Now that's huge! Record-breaking wind turbine being built by Siemens

German manufactuer Siemens have constructed off-shore wind turbines with record-breaking rotors. These enormous rotor blades are 75 meters long, which makes a single blade almost as big as the wingspan of an Airbus A380. All in all, the gigantic rotor measures 154 meters and covers about two and a half football fields.

Despite its size the rotor blade weighs 20% less than more conventionally produced blades. This is made possible because of Simenes patented technologies which uses special lightweight materials in its construction process. As you can see from the photo below the entire blade is made as a single piece of "glass fiber-reinforced epoxy resin and balsa wood". Besides making it lightweight, in relation to its size of course, these construction processes also makes the wind turbine extremely strong. And this is a good thing considering that they will be hit with the energy of around 200 tons of air per second out in the sea where these wind turbines are designed to be used. According to Siemens the tips of the 75 meter long blades will be able to move at up to 80 meters per second, or 290 km per hour.

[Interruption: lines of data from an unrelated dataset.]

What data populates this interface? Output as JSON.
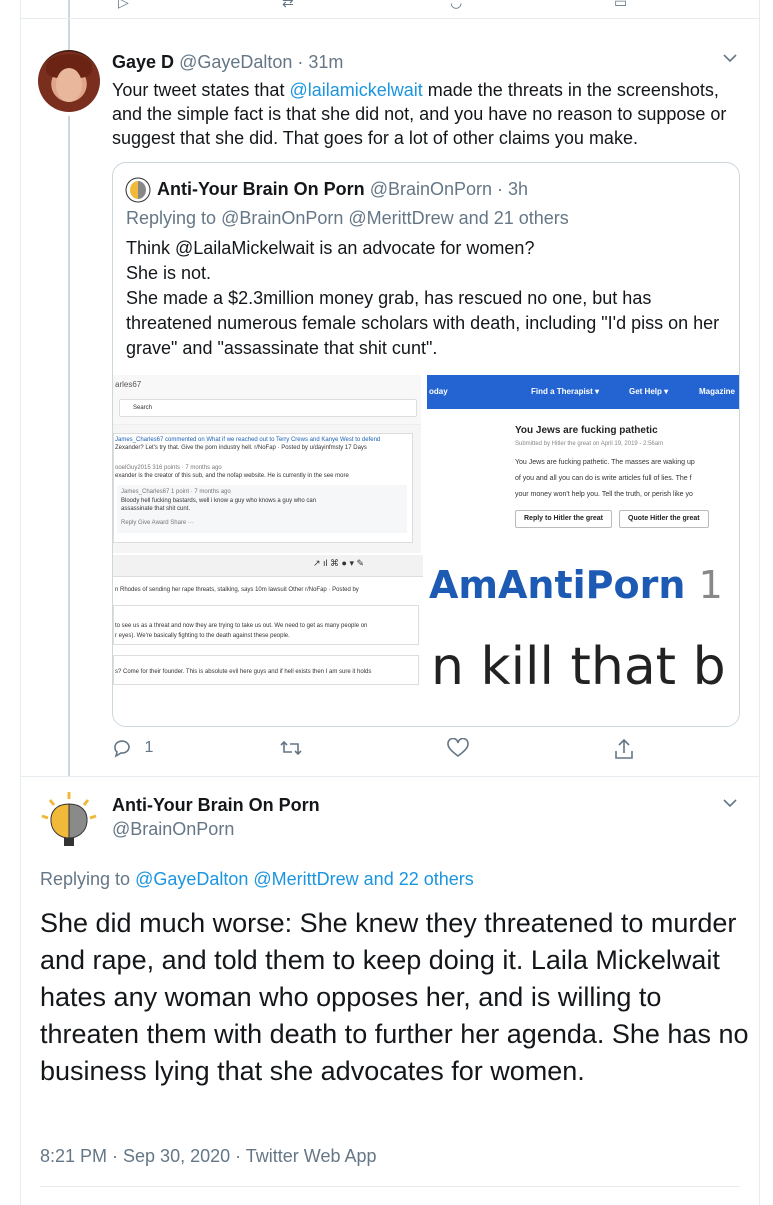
{
  "tweet1": {
    "name": "Gaye D",
    "handle": "@GayeDalton",
    "time": "· 31m",
    "text_before": "Your tweet states that ",
    "mention": "@lailamickelwait",
    "text_after": " made the threats in the screenshots, and the simple fact is that she did not, and you have no reason to suppose or suggest that she did. That goes for a lot of other claims you make.",
    "replies": "1"
  },
  "quoted": {
    "name": "Anti-Your Brain On Porn",
    "handle": "@BrainOnPorn",
    "time": "· 3h",
    "replying_prefix": "Replying to ",
    "replying_mentions": "@BrainOnPorn @MerittDrew and 21 others",
    "lines": [
      "Think @LailaMickelwait is an advocate for women?",
      "She is not.",
      "She made a $2.3million money grab, has rescued no one, but has threatened numerous female scholars with death, including \"I'd piss on her grave\" and \"assassinate that shit cunt\"."
    ],
    "media": {
      "m1_user": "arles67",
      "m1_search": "Search",
      "m1_l1": "James_Charles67 commented on What if we reached out to Terry Crews and Kanye West to defend",
      "m1_l2": "Zexander? Let's try that. Give the porn industry hell.  r/NoFap · Posted by u/dayinfmsty  17 Days",
      "m1_l3": "ooelGuy2015  316 points · 7 months ago",
      "m1_l4": "exander is the creator of this sub, and the nofap website. He is currently in the  see more",
      "m1_l5": "James_Charles67  1 point · 7 months ago",
      "m1_l6": "Bloody hell fucking bastards, well i know a guy who knows a guy who can",
      "m1_l7": "assassinate that shit cunt.",
      "m1_l8": "Reply  Give Award  Share  ···",
      "m2_logo": "oday",
      "m2_nav1": "Find a Therapist ▾",
      "m2_nav2": "Get Help ▾",
      "m2_nav3": "Magazine",
      "m2_title": "You Jews are fucking pathetic",
      "m2_sub": "Submitted by Hitler the great on April 19, 2019 - 2:56am",
      "m2_b1": "You Jews are fucking pathetic. The masses are waking up",
      "m2_b2": "of you and all you can do is write articles full of lies. The f",
      "m2_b3": "your money won't help you. Tell the truth, or perish like yo",
      "m2_btn1": "Reply to Hitler the great",
      "m2_btn2": "Quote Hitler the great",
      "m3_l1": "n Rhodes of sending her rape threats, stalking, says 10m lawsuit   Other   r/NoFap · Posted by",
      "m3_l2": "to see us as a threat and now they are trying to take us out. We need to get as many people on",
      "m3_l3": "r eyes). We're basically fighting to the death against these people.",
      "m3_l4": "s? Come for their founder. This is absolute evil here guys and if hell exists then I am sure it holds",
      "m4_big1": "AmAntiPorn",
      "m4_num": "1",
      "m4_big2": "n kill that b"
    }
  },
  "tweet2": {
    "name": "Anti-Your Brain On Porn",
    "handle": "@BrainOnPorn",
    "replying_prefix": "Replying to ",
    "replying_mentions": "@GayeDalton @MerittDrew and 22 others",
    "text": "She did much worse: She knew they threatened to murder and rape, and told them to keep doing it. Laila Mickelwait hates any woman who opposes her, and is willing to threaten them with death to further her agenda. She has no business lying that she advocates for women.",
    "meta": "8:21 PM · Sep 30, 2020 · Twitter Web App"
  },
  "colors": {
    "link": "#1b95e0",
    "muted": "#657786",
    "border": "#e6ecf0"
  },
  "icons": [
    "reply-icon",
    "retweet-icon",
    "like-icon",
    "share-icon",
    "chevron-down-icon"
  ]
}
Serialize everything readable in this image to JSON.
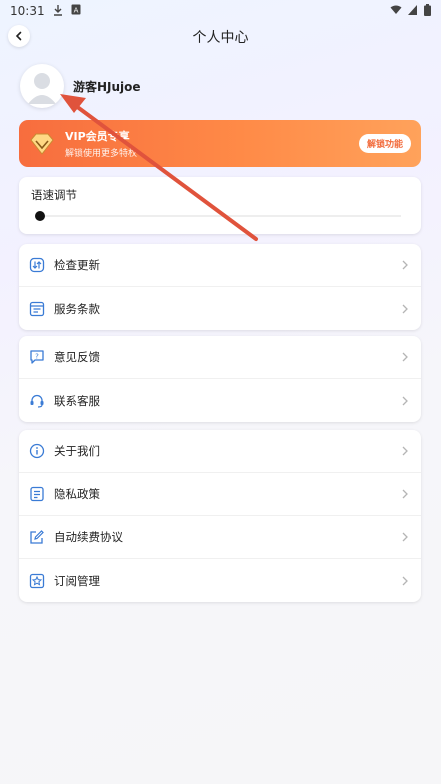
{
  "status_bar": {
    "time": "10:31",
    "icons": [
      "download-icon",
      "a-icon",
      "wifi-icon",
      "cellular-icon",
      "battery-icon"
    ]
  },
  "header": {
    "title": "个人中心",
    "back_icon": "chevron-left-icon"
  },
  "profile": {
    "username": "游客HJujoe",
    "avatar_icon": "default-avatar-icon"
  },
  "vip": {
    "title": "VIP会员专享",
    "subtitle": "解锁使用更多特权",
    "button_label": "解锁功能",
    "badge_icon": "diamond-icon",
    "colors": {
      "start": "#f76d3e",
      "end": "#ffa25b"
    }
  },
  "speed": {
    "label": "语速调节",
    "level": 0
  },
  "groups": [
    {
      "items": [
        {
          "label": "检查更新",
          "icon": "update-icon"
        },
        {
          "label": "服务条款",
          "icon": "terms-icon"
        }
      ]
    },
    {
      "items": [
        {
          "label": "意见反馈",
          "icon": "feedback-icon"
        },
        {
          "label": "联系客服",
          "icon": "headset-icon"
        }
      ]
    },
    {
      "items": [
        {
          "label": "关于我们",
          "icon": "info-icon"
        },
        {
          "label": "隐私政策",
          "icon": "privacy-icon"
        },
        {
          "label": "自动续费协议",
          "icon": "edit-icon"
        },
        {
          "label": "订阅管理",
          "icon": "subscription-icon"
        }
      ]
    }
  ],
  "accent_color": "#3a7bd5",
  "annotation_color": "#e0533c"
}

The B75 blade is the world's largest fiberglass component cast in one piece.

So why are manufactures like Siemens trying to build bigger and bigger wind turbines? Well it’s simple really. As the turbine blades get longer the amount of electricity they produce increases very rapidly. And because offshore wind projects are quite expensive it makes sense to build a fewer big wind turbines than lots of small ones.

A prototype 6-megawatt turbine will be erected at the Østerild test station in Denmark later this fall. And in a few years time, 300 of these huge wind turbines will be installed by the Danish energy supplier Dong just off the British coast.


Report Article

Article Details

Simon Leufstedt
  • Published:

Share This Story

Follow Green Blog

Subscribe to our RSS feed and stay updated with out latest posts and articles. You can also subscribe to our newsletter and get weekly updates. Follow us on Twitter, Google+ or Facebook.

Sign in to follow this  
Followers 0

User Feedback


Guest Care to Click

Posted · Report

Wow! If they will be hit with 200 tons of air per second, how many miles per hour is the wind moving to produce that kind of force? And, how much force can they withstand?

Share this comment


Link to comment
Share on other sites
Guest daryan

Posted · Report

Not as fast as you think given the 20,000m2 swept area, quick back of an envelope, about 30 kmph wind speed would generate that load.

Share this comment


Link to comment
Share on other sites


Please sign in to comment

You will be able to leave a comment after signing in



Sign In Now